With nearly 800 new synthetic turf fields being installed annually and the increasing spread of MRSA bacteria among athletes, it’s important to consider a potential correlation between the two. Many researchers blame turf burns or areas of the skin that have been abraded as being the source and the means of spreading the bacteria. So is your turf field infecting your athlete?
MRSA and Staph Infections
Methicillin-resistant Staphylococcus aureus (MRSA) is a type of staph infection that is very difficult to treat because it’s resistant to some antibiotics. For the Staphylococcus Aureus (“Staph”) to invade your athlete, the bacteria must have a point of entry which can be as simple as a hair follicle or a cut or abrasion to the skin.
Most abrasions to the skin come from the field. However, just because the field is the source of the abrasion may not mean that the turf is the source of the infection. According to the observations of researcher Sophia Kazakova, MD, MPH, PhD of the CDC, “These abrasions were usually left uncovered, and when combined with frequent skin-to-skin contact throughout the football season, probably constituted both the source and the vehicle for transmission.”1
So even though skin-to-skin contact can be the vehicle of transmission, could your turf field also be a vehicle of transmission? According to NCAA’s David Klossner, “We have an injury reporting tracking system and it’s limited by sample size, but we haven’t had any linkage to turf.”
The CDC Studies the St. Louis Rams

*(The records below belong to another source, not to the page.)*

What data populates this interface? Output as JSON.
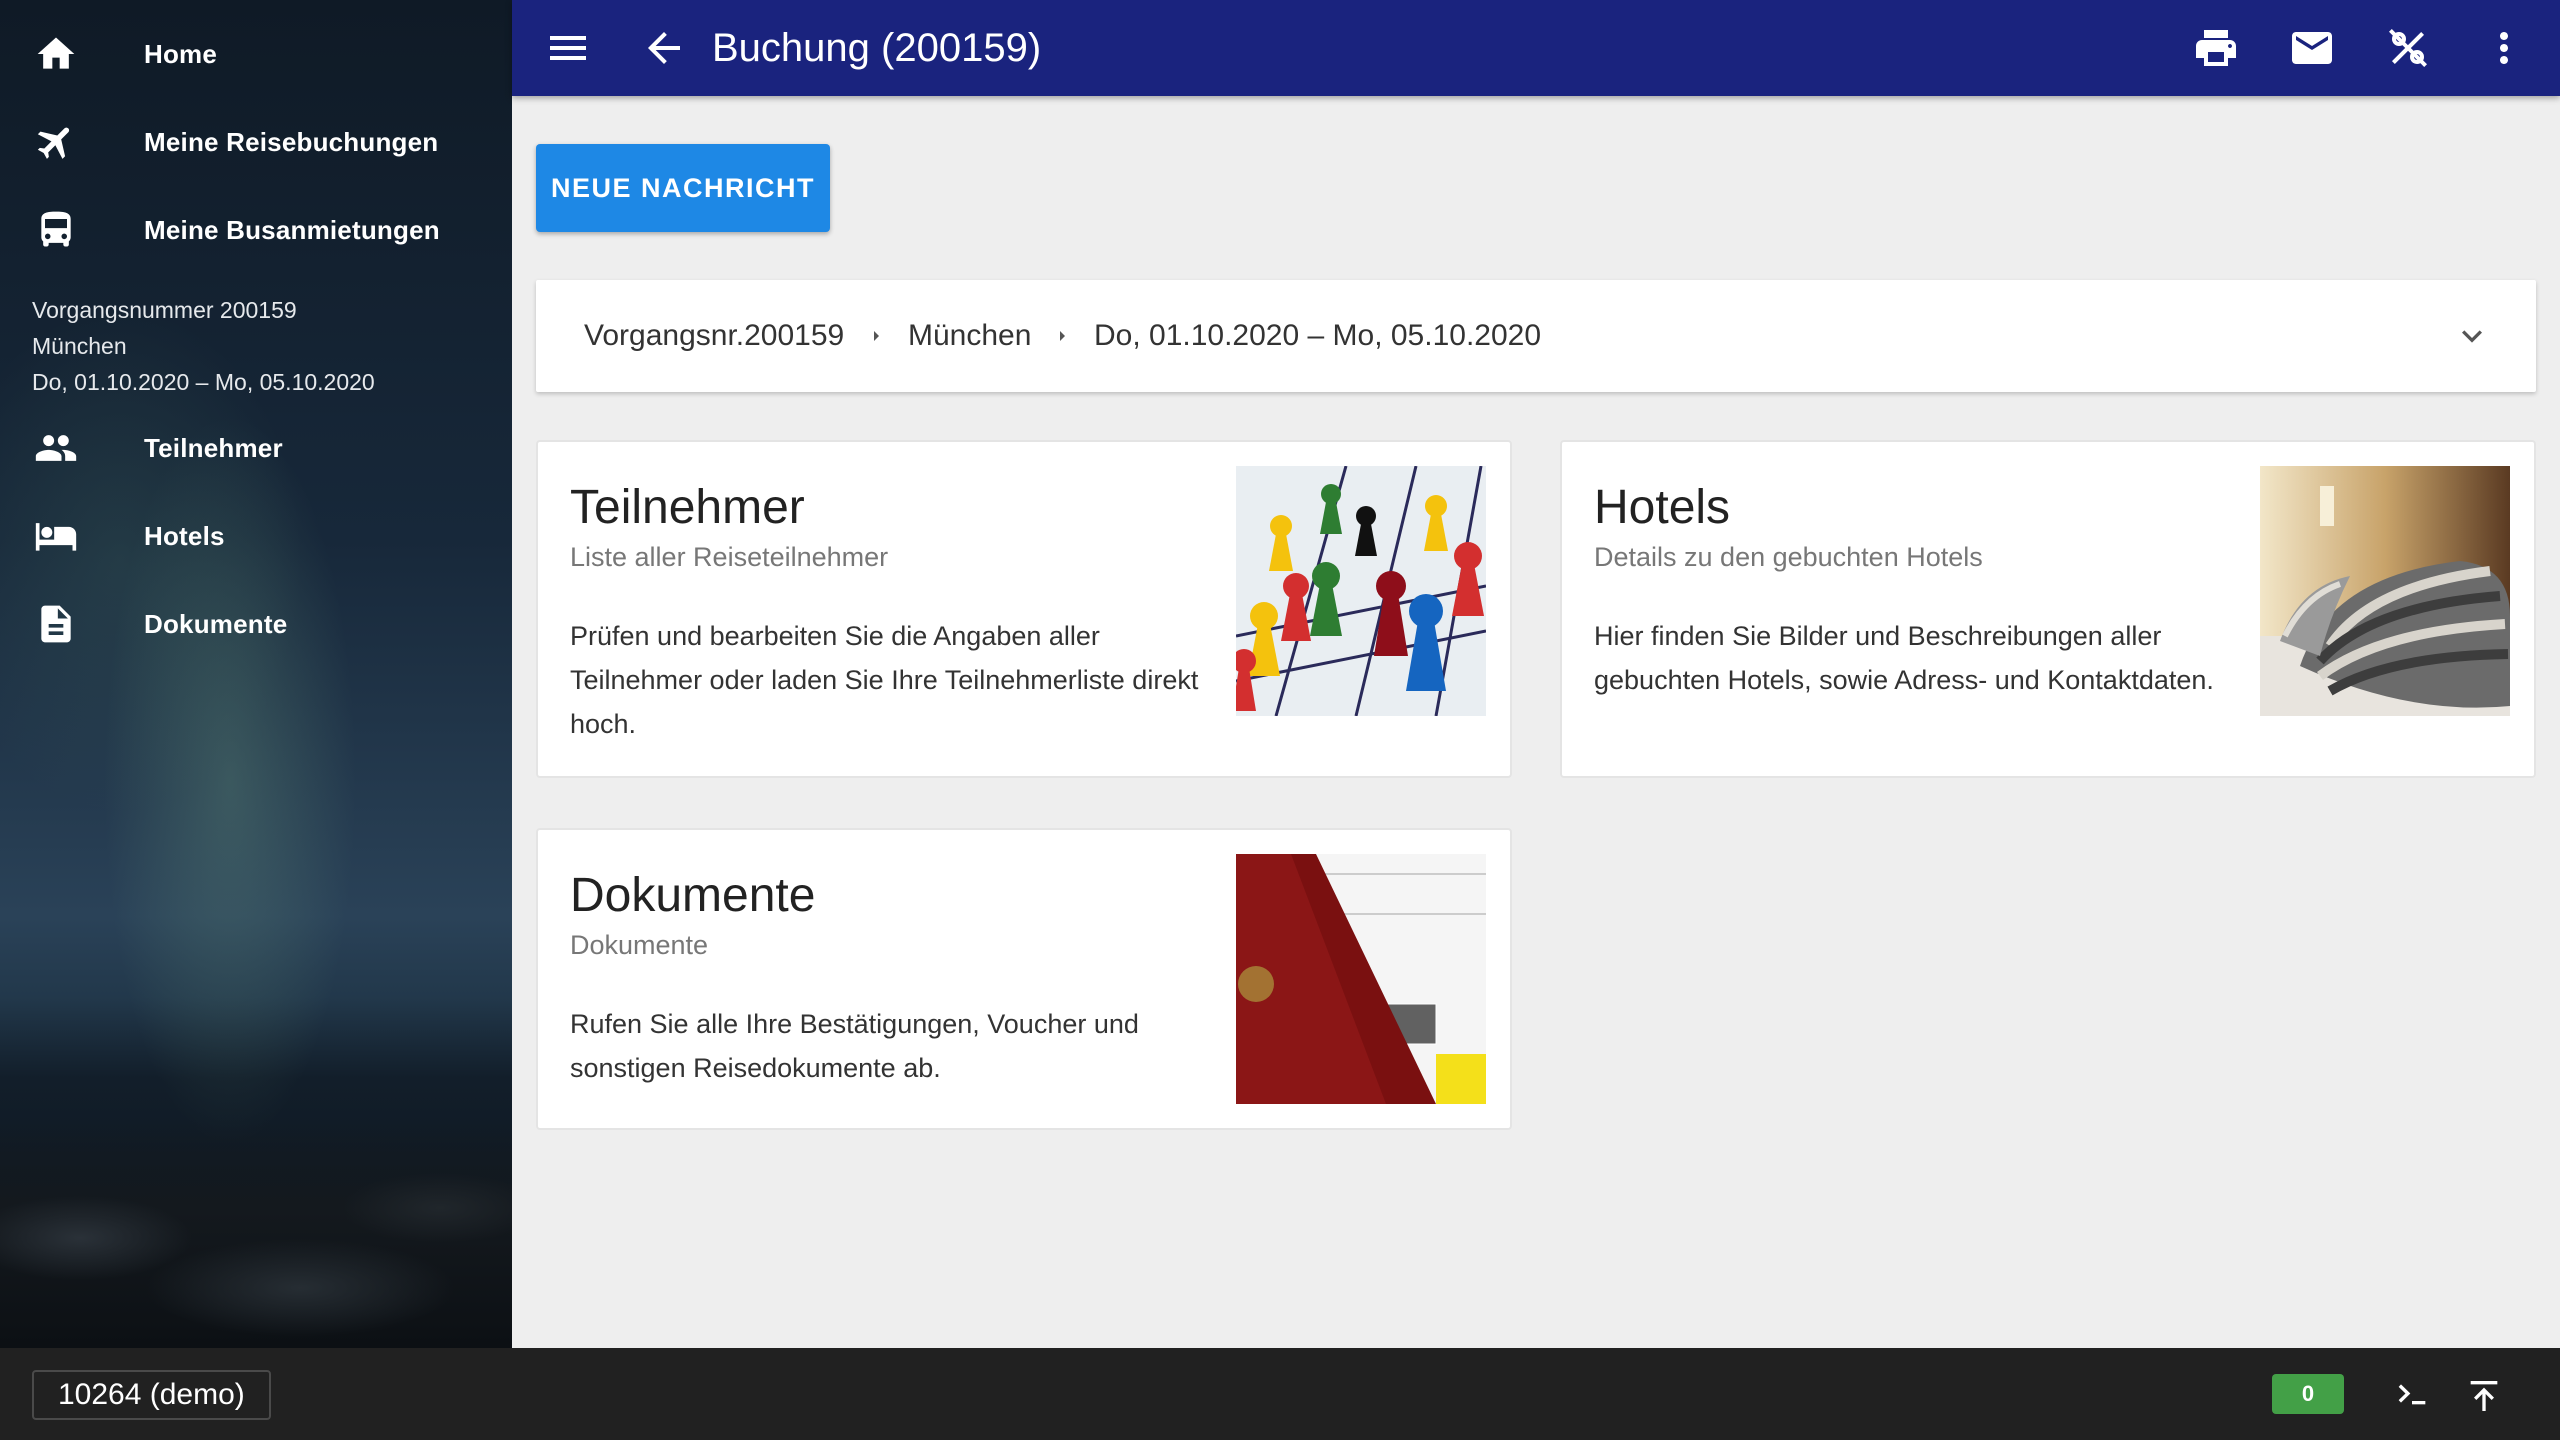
{
  "sidebar": {
    "items": [
      {
        "label": "Home",
        "icon": "home-icon"
      },
      {
        "label": "Meine Reisebuchungen",
        "icon": "airplane-icon"
      },
      {
        "label": "Meine Busanmietungen",
        "icon": "bus-icon"
      }
    ],
    "booking_info": {
      "line1": "Vorgangsnummer 200159",
      "line2": "München",
      "line3": "Do, 01.10.2020 – Mo, 05.10.2020"
    },
    "sub_items": [
      {
        "label": "Teilnehmer",
        "icon": "people-icon"
      },
      {
        "label": "Hotels",
        "icon": "bed-icon"
      },
      {
        "label": "Dokumente",
        "icon": "document-icon"
      }
    ]
  },
  "header": {
    "title": "Buchung (200159)"
  },
  "actions": {
    "new_message": "NEUE NACHRICHT"
  },
  "breadcrumb": {
    "items": [
      "Vorgangsnr.200159",
      "München",
      "Do, 01.10.2020 – Mo, 05.10.2020"
    ]
  },
  "cards": [
    {
      "title": "Teilnehmer",
      "subtitle": "Liste aller Reiseteilnehmer",
      "body": "Prüfen und bearbeiten Sie die Angaben aller Teilnehmer oder laden Sie Ihre Teilnehmerliste direkt hoch."
    },
    {
      "title": "Hotels",
      "subtitle": "Details zu den gebuchten Hotels",
      "body": "Hier finden Sie Bilder und Beschreibungen aller gebuchten Hotels, sowie Adress- und Kontaktdaten."
    },
    {
      "title": "Dokumente",
      "subtitle": "Dokumente",
      "body": "Rufen Sie alle Ihre Bestätigungen, Voucher und sonstigen Reisedokumente ab."
    }
  ],
  "footer": {
    "account": "10264 (demo)",
    "badge_count": "0"
  },
  "colors": {
    "appbar": "#1a237e",
    "primary_button": "#1e88e5",
    "badge": "#43a047",
    "footer": "#212121"
  }
}
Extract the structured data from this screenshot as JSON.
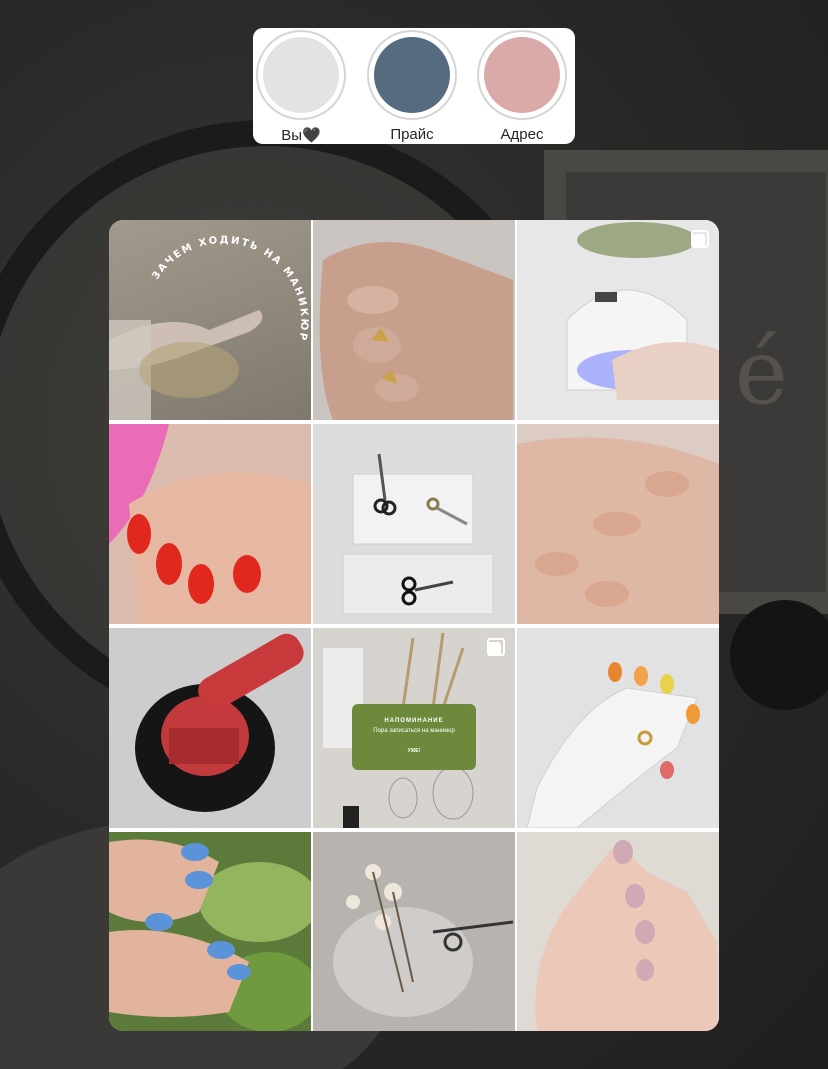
{
  "colors": {
    "highlight_1": "#e3e3e3",
    "highlight_2": "#566a80",
    "highlight_3": "#d9aaa8",
    "reminder_card": "#6d8a3c"
  },
  "highlights": [
    {
      "label": "Вы🖤"
    },
    {
      "label": "Прайс"
    },
    {
      "label": "Адрес"
    }
  ],
  "posts": {
    "p1": {
      "text": "ЗАЧЕМ ХОДИТЬ НА МАНИКЮРТ"
    },
    "p8": {
      "title": "НАПОМИНАНИЕ",
      "body": "Пора записаться на маникюр",
      "button": "УЖЕ!"
    }
  }
}
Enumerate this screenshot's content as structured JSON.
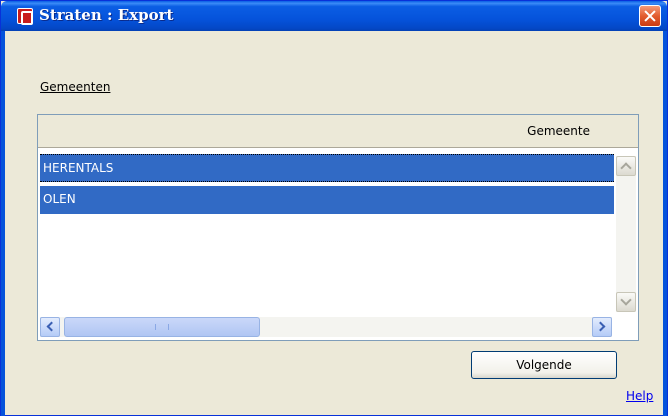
{
  "window": {
    "title": "Straten : Export",
    "app_icon": "app-icon",
    "close_icon": "close-icon"
  },
  "section": {
    "label": "Gemeenten"
  },
  "grid": {
    "columns": [
      "Gemeente"
    ],
    "rows": [
      {
        "value": "HERENTALS",
        "selected": true
      },
      {
        "value": "OLEN",
        "selected": true
      }
    ],
    "selection_color": "#316ac5"
  },
  "buttons": {
    "next_label": "Volgende"
  },
  "links": {
    "help_label": "Help"
  }
}
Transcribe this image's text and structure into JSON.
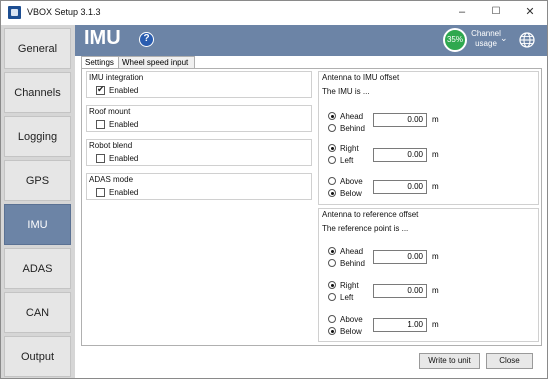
{
  "window": {
    "title": "VBOX Setup 3.1.3"
  },
  "titlebar_buttons": {
    "minimize": "–",
    "maximize": "☐",
    "close": "✕"
  },
  "sidebar": {
    "items": [
      {
        "label": "General"
      },
      {
        "label": "Channels"
      },
      {
        "label": "Logging"
      },
      {
        "label": "GPS"
      },
      {
        "label": "IMU",
        "active": true
      },
      {
        "label": "ADAS"
      },
      {
        "label": "CAN"
      },
      {
        "label": "Output"
      }
    ]
  },
  "header": {
    "title": "IMU",
    "help_icon": "?",
    "channel_usage_percent": "35%",
    "channel_usage_label": "Channel usage",
    "accent_color": "#6c84a6",
    "usage_color": "#2fa84f"
  },
  "tabs": [
    {
      "label": "Settings",
      "active": true
    },
    {
      "label": "Wheel speed input"
    }
  ],
  "settings": {
    "imu_integration": {
      "title": "IMU integration",
      "label": "Enabled",
      "checked": true
    },
    "roof_mount": {
      "title": "Roof mount",
      "label": "Enabled",
      "checked": false
    },
    "robot_blend": {
      "title": "Robot blend",
      "label": "Enabled",
      "checked": false
    },
    "adas_mode": {
      "title": "ADAS mode",
      "label": "Enabled",
      "checked": false
    }
  },
  "antenna_imu": {
    "title": "Antenna to IMU offset",
    "subtitle": "The IMU is ...",
    "rows": [
      {
        "opt1": "Ahead",
        "opt2": "Behind",
        "selected": "Ahead",
        "value": "0.00",
        "unit": "m"
      },
      {
        "opt1": "Right",
        "opt2": "Left",
        "selected": "Right",
        "value": "0.00",
        "unit": "m"
      },
      {
        "opt1": "Above",
        "opt2": "Below",
        "selected": "Below",
        "value": "0.00",
        "unit": "m"
      }
    ]
  },
  "antenna_ref": {
    "title": "Antenna to reference offset",
    "subtitle": "The reference point is ...",
    "rows": [
      {
        "opt1": "Ahead",
        "opt2": "Behind",
        "selected": "Ahead",
        "value": "0.00",
        "unit": "m"
      },
      {
        "opt1": "Right",
        "opt2": "Left",
        "selected": "Right",
        "value": "0.00",
        "unit": "m"
      },
      {
        "opt1": "Above",
        "opt2": "Below",
        "selected": "Below",
        "value": "1.00",
        "unit": "m"
      }
    ]
  },
  "footer": {
    "write_label": "Write to unit",
    "close_label": "Close"
  }
}
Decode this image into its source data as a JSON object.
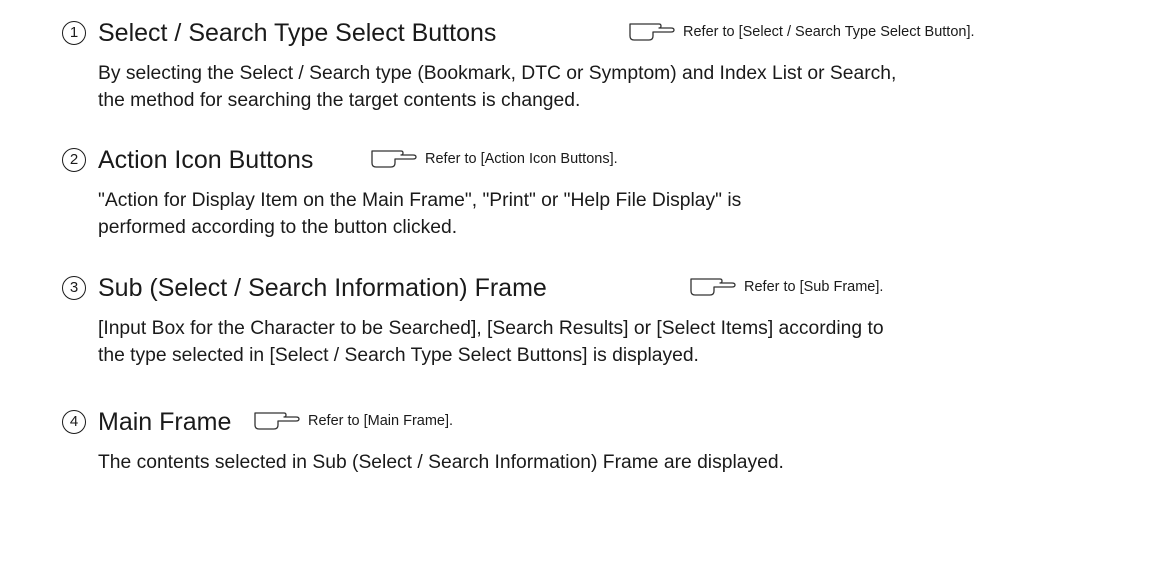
{
  "items": [
    {
      "number": "1",
      "title": "Select / Search Type Select Buttons",
      "refer": "Refer to [Select / Search Type Select Button].",
      "lines": [
        "By selecting the Select / Search type (Bookmark, DTC or Symptom) and Index List or Search,",
        "the method for searching the target contents is changed."
      ]
    },
    {
      "number": "2",
      "title": "Action Icon Buttons",
      "refer": "Refer to [Action Icon Buttons].",
      "lines": [
        "\"Action for Display Item on the Main Frame\", \"Print\" or \"Help File Display\" is",
        "performed according to the button clicked."
      ]
    },
    {
      "number": "3",
      "title": "Sub (Select / Search Information) Frame",
      "refer": "Refer to [Sub Frame].",
      "lines": [
        "[Input Box for the Character to be Searched], [Search Results] or [Select Items] according to",
        "the type selected in [Select / Search Type Select Buttons] is displayed."
      ]
    },
    {
      "number": "4",
      "title": "Main Frame",
      "refer": "Refer to [Main Frame].",
      "lines": [
        "The contents selected in Sub (Select / Search Information) Frame are displayed."
      ]
    }
  ],
  "icons": {
    "refer": "pointing-hand-icon"
  }
}
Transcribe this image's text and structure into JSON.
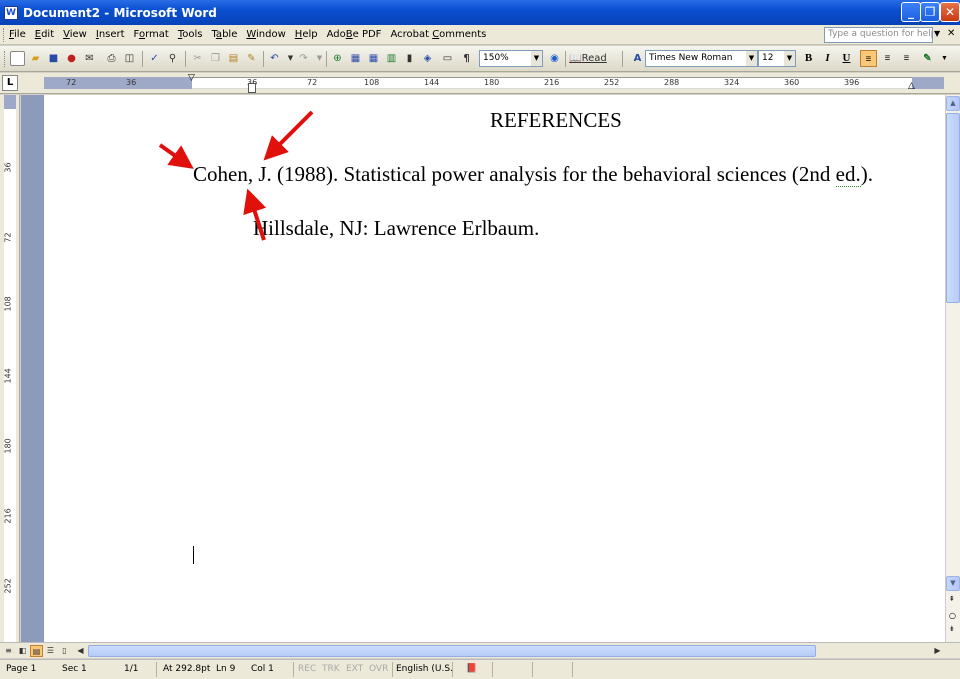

The CDC was invited into the St. Louis Ram’s locker room and home field in 2003. They observed the game, mapped where the contact on the turf occurred, and areas where there wasn’t any direct contact — and didn’t find any MRSA. In a 2005 study published in the New England Journal of Medicine, this new research concluded that the MRSA infections among the 2003 St. Louis Rams were likely spread among players on as well as off the field through rough play, shared towels, whirlpools, and weights.
Penn State Turf Study
Penn State University sampled 20 synthetic turf fields in Pennsylvania in June of 2006. The samples came from indoor as well as outdoor fields. They concluded that there were fewer total microbes present in the infill or fibers of the synthetic turf systems tested as compared to natural turfgrass root zones and that the Staph bacteria were not found on any of the playing surfaces, but were found on towels and other devices used by the athletes.2
Researchers also found that surface temperatures of outdoor infill synthetic turf systems often exceeded the temperature range of the Staph bacteria (between 45oF and 118oF) and have been reported to be as high as 199oF.2,3 However, high surface temperatures do not explain the relatively low numbers of total microbes on indoor playing surfaces. These low numbers may, in part, be explained by the permanently low moisture content of indoor infilled surfaces.3
Drawing Conclusions About Turf
Based on the evidence of the CDC’s study of the St. Louis Ram’s facility in 2003, the Penn State University study of turf fields, as well as temperature constraints to grow the staph bacteria and/or lack of moisture, one would have to conclude that synthetic turfs are not good environments for the staph bacteria to grow or to be a vehicle to transmit bacteria to your athletes. Skin-to-skin contact and shared athletic equipment are much more effective vehicles to transmit MRSA. When disinfecting your athletic equipment, we hope you consider the Sports-O-Zone system.
1 Coach and Athletic Director, The Invisible Enemy, Nov. 2006.
2 Andrew McNitt, Penn State U, A Survey of Microbial Population in Infill Synthetic Turf Fields 2006.
3 Andrew McNitt, Penn State U, Evaluation of Playing Surface Characteristics of Various In-Filled Systems 2003.